_TASK TO CARRY OUT_. Every entry below should be written out exactly, and no image should appear.

Entries from a dataset of interfaces:
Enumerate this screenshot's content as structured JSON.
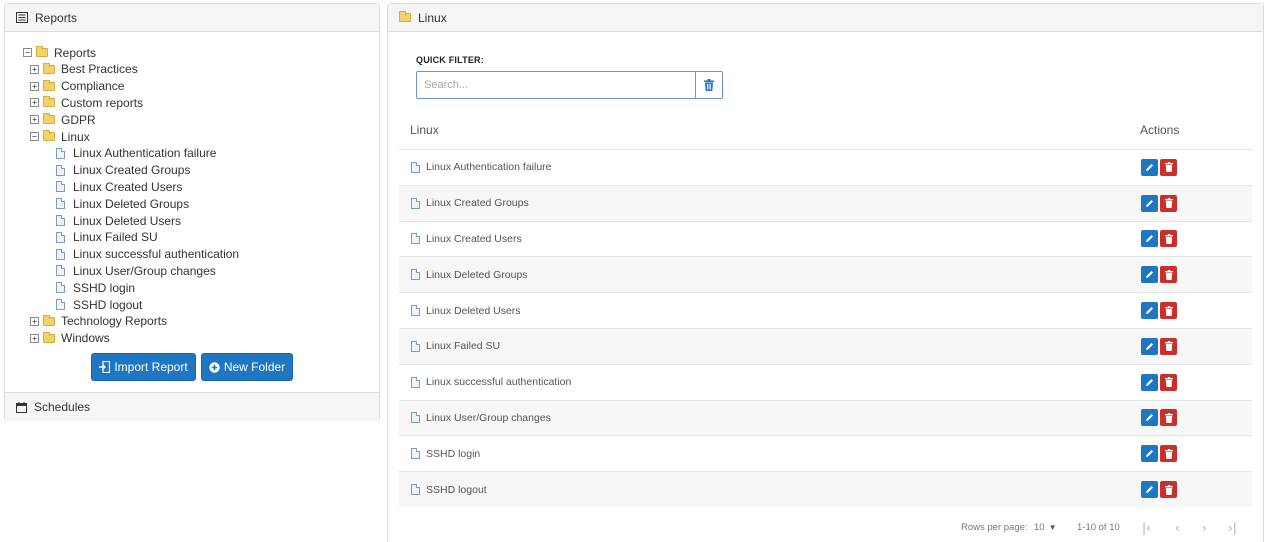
{
  "left": {
    "reports_header": "Reports",
    "schedules_header": "Schedules",
    "tree": [
      {
        "label": "Reports",
        "kind": "folder",
        "toggle": "−",
        "level": 0
      },
      {
        "label": "Best Practices",
        "kind": "folder",
        "toggle": "+",
        "level": 1
      },
      {
        "label": "Compliance",
        "kind": "folder",
        "toggle": "+",
        "level": 1
      },
      {
        "label": "Custom reports",
        "kind": "folder",
        "toggle": "+",
        "level": 1
      },
      {
        "label": "GDPR",
        "kind": "folder",
        "toggle": "+",
        "level": 1
      },
      {
        "label": "Linux",
        "kind": "folder",
        "toggle": "−",
        "level": 1
      },
      {
        "label": "Linux Authentication failure",
        "kind": "doc",
        "level": 2
      },
      {
        "label": "Linux Created Groups",
        "kind": "doc",
        "level": 2
      },
      {
        "label": "Linux Created Users",
        "kind": "doc",
        "level": 2
      },
      {
        "label": "Linux Deleted Groups",
        "kind": "doc",
        "level": 2
      },
      {
        "label": "Linux Deleted Users",
        "kind": "doc",
        "level": 2
      },
      {
        "label": "Linux Failed SU",
        "kind": "doc",
        "level": 2
      },
      {
        "label": "Linux successful authentication",
        "kind": "doc",
        "level": 2
      },
      {
        "label": "Linux User/Group changes",
        "kind": "doc",
        "level": 2
      },
      {
        "label": "SSHD login",
        "kind": "doc",
        "level": 2
      },
      {
        "label": "SSHD logout",
        "kind": "doc",
        "level": 2
      },
      {
        "label": "Technology Reports",
        "kind": "folder",
        "toggle": "+",
        "level": 1
      },
      {
        "label": "Windows",
        "kind": "folder",
        "toggle": "+",
        "level": 1
      }
    ],
    "import_button": "Import Report",
    "new_folder_button": "New Folder"
  },
  "right": {
    "header": "Linux",
    "quick_filter_label": "QUICK FILTER:",
    "search_placeholder": "Search...",
    "col_name": "Linux",
    "col_actions": "Actions",
    "rows": [
      "Linux Authentication failure",
      "Linux Created Groups",
      "Linux Created Users",
      "Linux Deleted Groups",
      "Linux Deleted Users",
      "Linux Failed SU",
      "Linux successful authentication",
      "Linux User/Group changes",
      "SSHD login",
      "SSHD logout"
    ],
    "footer": {
      "rows_per_page_label": "Rows per page:",
      "rows_per_page_value": "10",
      "range": "1-10 of 10"
    }
  },
  "colors": {
    "primary": "#1f77c4",
    "danger": "#c9302c",
    "folder": "#f3d26b"
  }
}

_RESULT OF THIS TASK_.
Enumerate this screenshot's content as structured JSON.
{
  "left": {
    "reports_header": "Reports",
    "schedules_header": "Schedules",
    "tree": [
      {
        "label": "Reports",
        "kind": "folder",
        "toggle": "−",
        "level": 0
      },
      {
        "label": "Best Practices",
        "kind": "folder",
        "toggle": "+",
        "level": 1
      },
      {
        "label": "Compliance",
        "kind": "folder",
        "toggle": "+",
        "level": 1
      },
      {
        "label": "Custom reports",
        "kind": "folder",
        "toggle": "+",
        "level": 1
      },
      {
        "label": "GDPR",
        "kind": "folder",
        "toggle": "+",
        "level": 1
      },
      {
        "label": "Linux",
        "kind": "folder",
        "toggle": "−",
        "level": 1
      },
      {
        "label": "Linux Authentication failure",
        "kind": "doc",
        "level": 2
      },
      {
        "label": "Linux Created Groups",
        "kind": "doc",
        "level": 2
      },
      {
        "label": "Linux Created Users",
        "kind": "doc",
        "level": 2
      },
      {
        "label": "Linux Deleted Groups",
        "kind": "doc",
        "level": 2
      },
      {
        "label": "Linux Deleted Users",
        "kind": "doc",
        "level": 2
      },
      {
        "label": "Linux Failed SU",
        "kind": "doc",
        "level": 2
      },
      {
        "label": "Linux successful authentication",
        "kind": "doc",
        "level": 2
      },
      {
        "label": "Linux User/Group changes",
        "kind": "doc",
        "level": 2
      },
      {
        "label": "SSHD login",
        "kind": "doc",
        "level": 2
      },
      {
        "label": "SSHD logout",
        "kind": "doc",
        "level": 2
      },
      {
        "label": "Technology Reports",
        "kind": "folder",
        "toggle": "+",
        "level": 1
      },
      {
        "label": "Windows",
        "kind": "folder",
        "toggle": "+",
        "level": 1
      }
    ],
    "import_button": "Import Report",
    "new_folder_button": "New Folder"
  },
  "right": {
    "header": "Linux",
    "quick_filter_label": "QUICK FILTER:",
    "search_placeholder": "Search...",
    "col_name": "Linux",
    "col_actions": "Actions",
    "rows": [
      "Linux Authentication failure",
      "Linux Created Groups",
      "Linux Created Users",
      "Linux Deleted Groups",
      "Linux Deleted Users",
      "Linux Failed SU",
      "Linux successful authentication",
      "Linux User/Group changes",
      "SSHD login",
      "SSHD logout"
    ],
    "footer": {
      "rows_per_page_label": "Rows per page:",
      "rows_per_page_value": "10",
      "range": "1-10 of 10"
    }
  },
  "colors": {
    "primary": "#1f77c4",
    "danger": "#c9302c",
    "folder": "#f3d26b"
  }
}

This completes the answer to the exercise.